Peirce-Cottler, Shayn M.
Professor, Biomedical Engineering
- BS, Biomedical Engineering, Johns Hopkins University
- PhD, Biomedical Engineering, University of Virginia
Biomedical Engineering, Biophysics, Biotechnology, Cardiovascular Biology, Computational Biology, Molecular Biology, Physiology, Structural Biology, Translational Science
Tissue Engineering and Regeneration, Computational Systems Biology, Vascular Growth and Remodeling, Stem Cell Therapies
The Important Role of the Microcirculation:

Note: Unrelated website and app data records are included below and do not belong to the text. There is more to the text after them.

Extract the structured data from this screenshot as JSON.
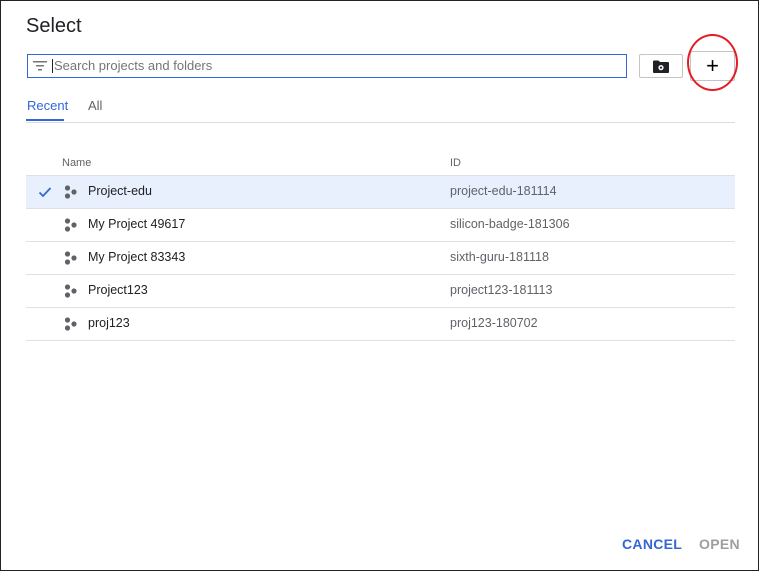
{
  "dialog": {
    "title": "Select",
    "search": {
      "placeholder": "Search projects and folders",
      "value": ""
    },
    "folder_button_icon": "folder-gear-icon",
    "add_button_label": "+",
    "tabs": [
      {
        "label": "Recent",
        "active": true
      },
      {
        "label": "All",
        "active": false
      }
    ],
    "table": {
      "headers": {
        "name": "Name",
        "id": "ID"
      },
      "rows": [
        {
          "name": "Project-edu",
          "id": "project-edu-181114",
          "selected": true
        },
        {
          "name": "My Project 49617",
          "id": "silicon-badge-181306",
          "selected": false
        },
        {
          "name": "My Project 83343",
          "id": "sixth-guru-181118",
          "selected": false
        },
        {
          "name": "Project123",
          "id": "project123-181113",
          "selected": false
        },
        {
          "name": "proj123",
          "id": "proj123-180702",
          "selected": false
        }
      ]
    },
    "footer": {
      "cancel_label": "CANCEL",
      "open_label": "OPEN"
    },
    "colors": {
      "accent": "#3367d6",
      "highlight": "#e8f0fe",
      "annotation": "#e51c23"
    }
  }
}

Every organ in the body is dependent on blood flow to provide the necessary oxygen and nutrients in order to stay alive. The circulatory system is responsible for delivering blood to and from all of the tissues, and the microcirculation is the set of the smallest blood vessels in the body. (Microvessels are less than 100 micrometers in diameter, and they can only be visualized using a microscope!) Our research is interested in understanding how microvessels grow and remodel during normal physiological development and in the setting of different important diseases where their involvement in disease progression is absolutely central, such as heart disease, peripheral vascular disease, diabetic retinopathy, cancer, and chronic wound formation.
The Microcirculation in Tissue Engineering and Regenerative Medicine:
We are are also interested in applying our knowledge of the microcirculation in order to grow new tissues (tissue engineering) and regenerate damaged tissues in the body (tissue regeneration). In fact, without a blood supply (ie. without microvessels) tissues beyond the small size of 1 cubic millimeter cannot survive in the body. Therefore, our research aims to address a critical bottleneck for all of tissue engineering and regenerative medicine aspirations: growing new functional and sustainable microvessels that can deliver blood to the tissues that we are trying to heal and/or replace.
Specific Research Goals:
The overarching goals of our research are to: 1) understand how tissues, or collections of biological cells and their extracellular matrix environment, grow and adapt in response to physiological and pathological environmental (i.e. biochemical and mechanical) stimuli, and 2) use this information to develop therapeutic strategies for invoking/promoting tissue regeneration and repair. We are predominantly interested in pursuing these goals within the context of the adult microvascular system, which is essential in many human diseases, including heart disease, cancer, and chronic wounds. All of our projects combine multi-cell computational modeling with experimental analyses.